Salman Rushdie spoke in my small town last week. So many people expressed interest in hearing him speak that his talk was moved to a local basketball arena that holds some 3500 people. And from what I’ve heard (I was planning on going, too, but the crowd made it near-impossible), the place was packed.
So why the interest? What was the draw?
Rushdie had tacitly answered that question previously, but to draw from his own words, writing and publishing are the last line of defense against not only terror but violence in general. Violence, you see, frightens. And the first reaction a society has to fear is to relinquish portions of its freedoms in hopes of supplanting them with protection.
Violence is with us everywhere these days. Not only the terrorism that non-state actors produce, but criminal violence. Police violence against the populace. Violence of the bullying sort against minority groups, against gays and transgenders. Violence in the home: children shooting siblings and parents. Men mistreating women. Even violence against animals, pets. And as sports such as soccer and football grow more violent, we share vicariously in the blood lust on one hand, and stand appalled at the human damage on the other.
And so, as Rushdie has said, we need writers. And we need them to challenge the urge to power that begets societal violence, from the most intimate domestic violence to the grossest, horrific displays of terrorism. Be brave, writers. Challenge such power. Bare it to your readers.
This, then, is the draw of such people as Rushdie. In the final analysis, people want brave and true challenges to the various strains of power that beget violence. So whether you write for a high school newsletter or novels of the highest order, we need such pronouncements from you. As Rushdie has put it:
“Literature may be weak because it has no real power in the world, but in a way it is the grandest narrative of all, in that it puts ourselves into question with fiction.
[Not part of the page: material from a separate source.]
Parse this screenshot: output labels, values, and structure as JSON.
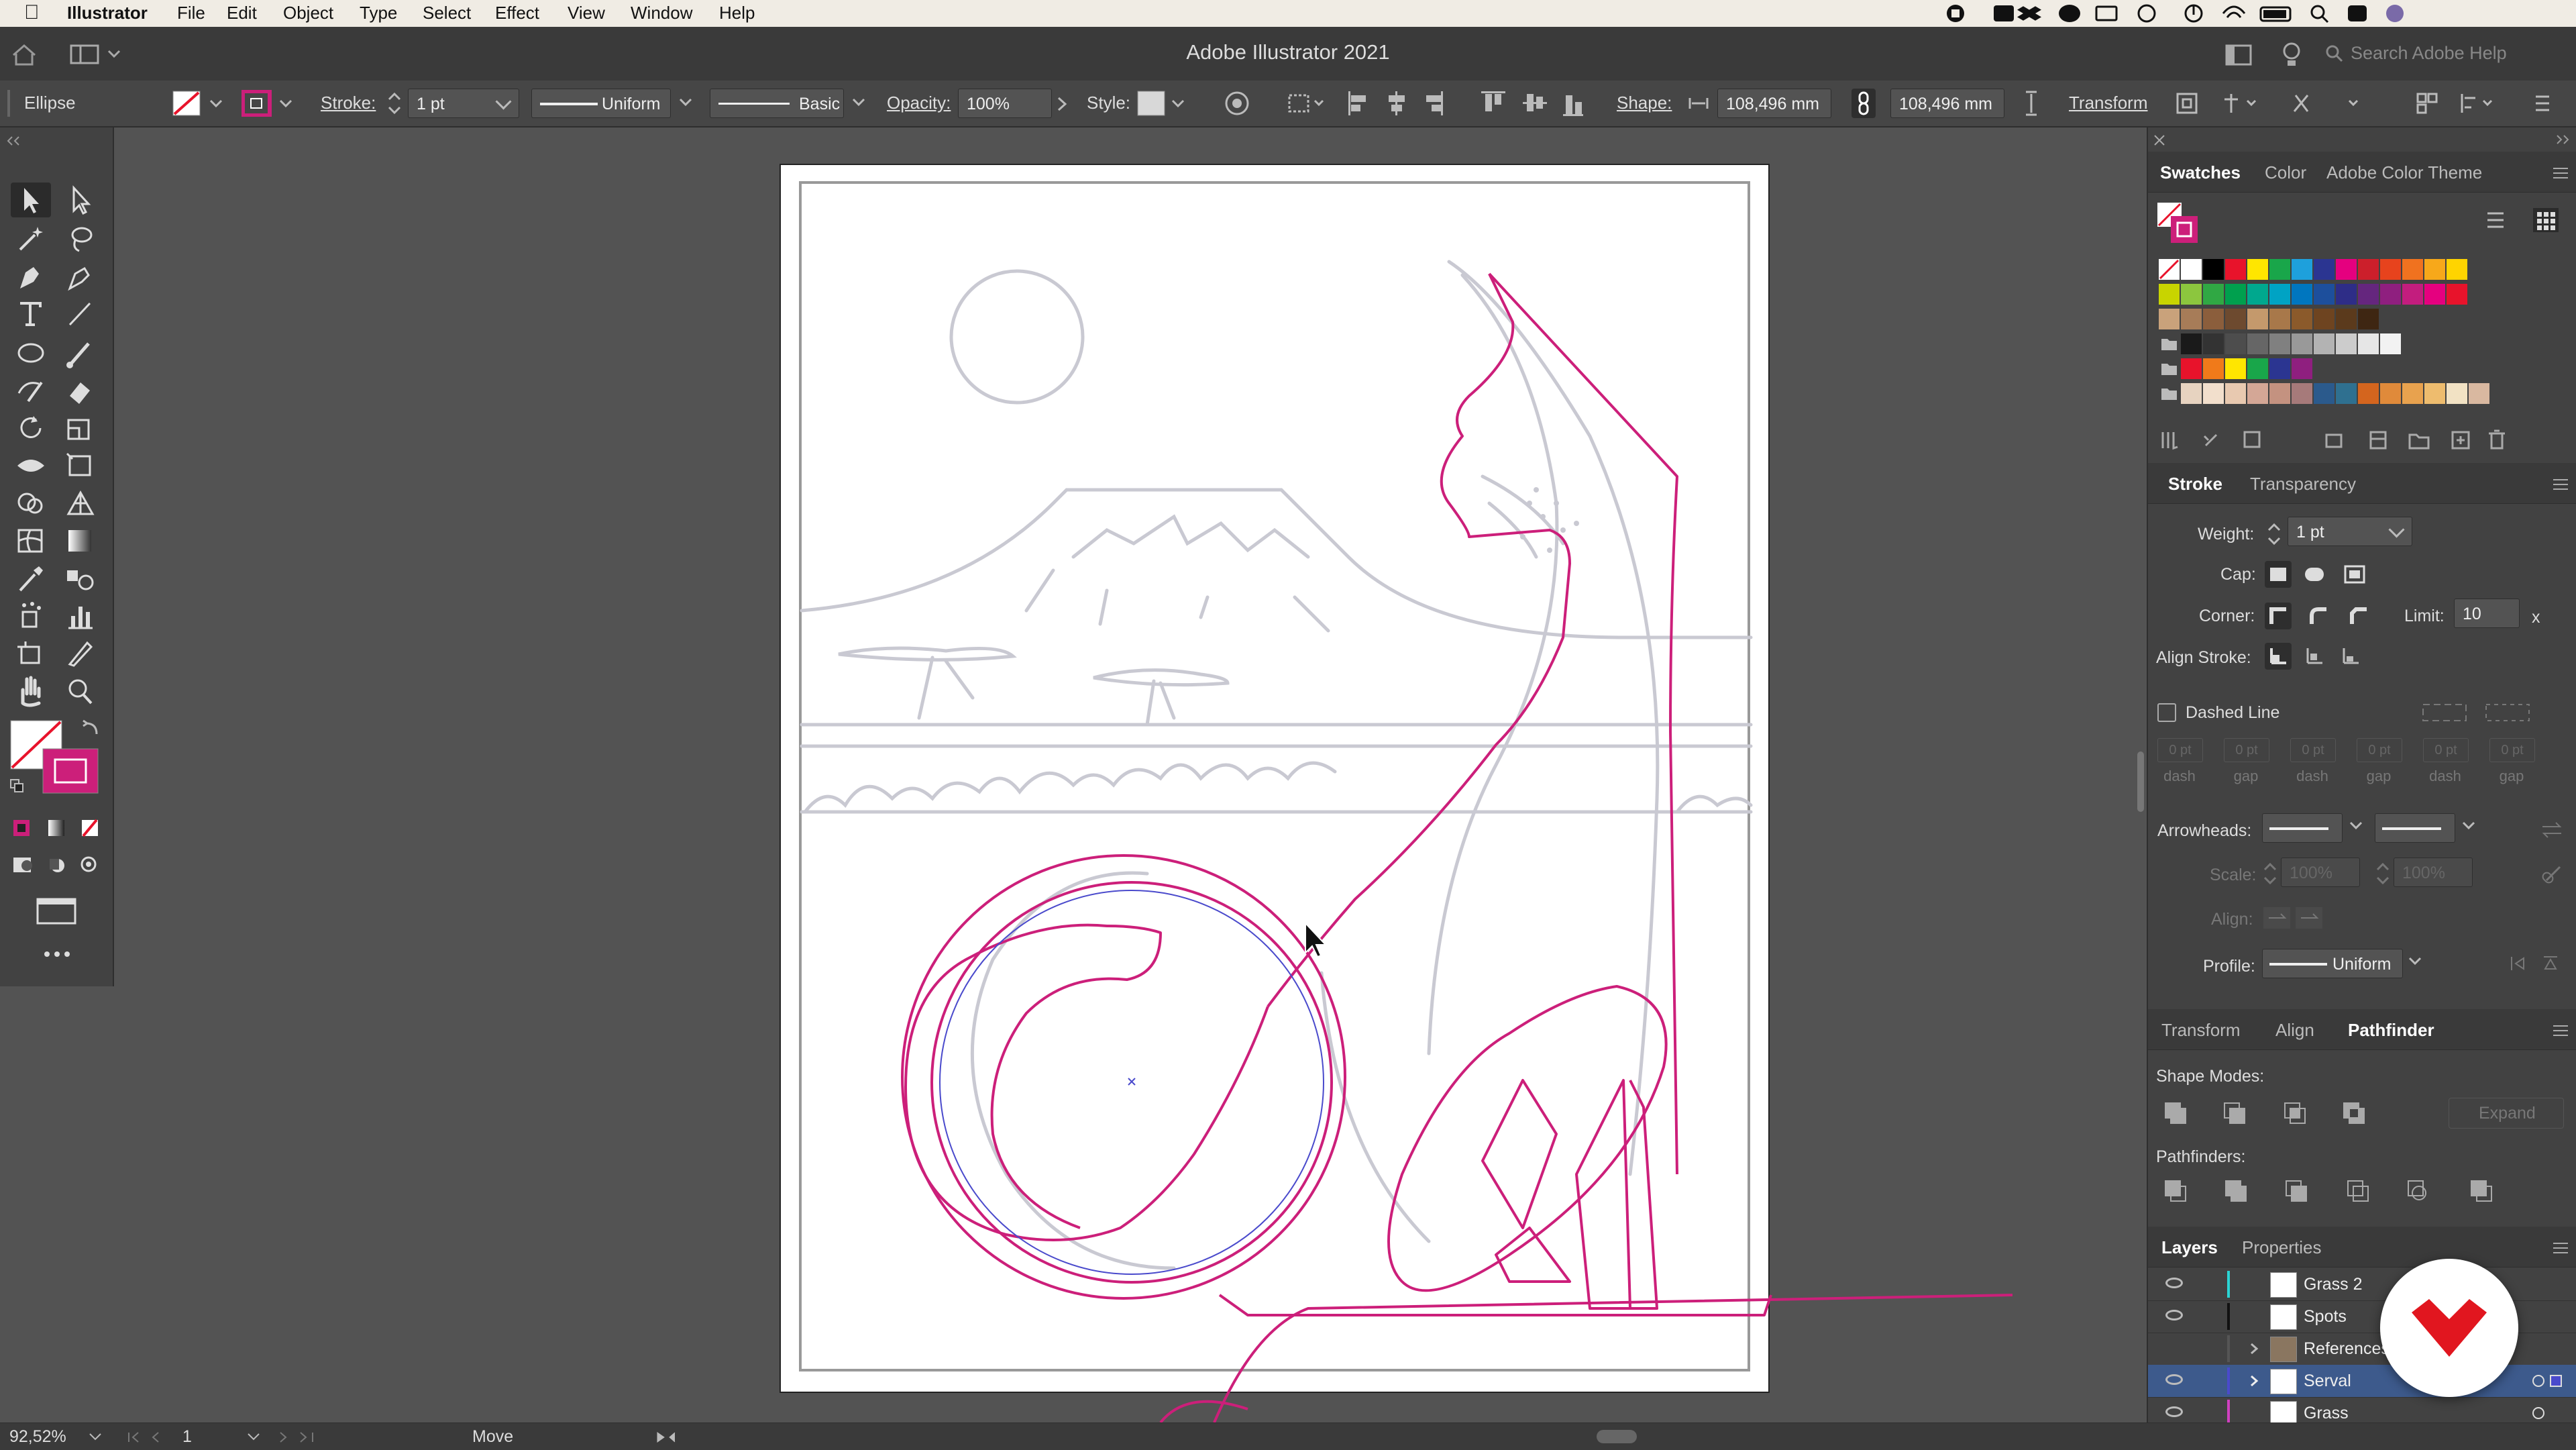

We challenge ourselves and refuse to take the world as a given. We challenge all correctives of opinion, all appeasements, all fears. Literature is the unafraid form.”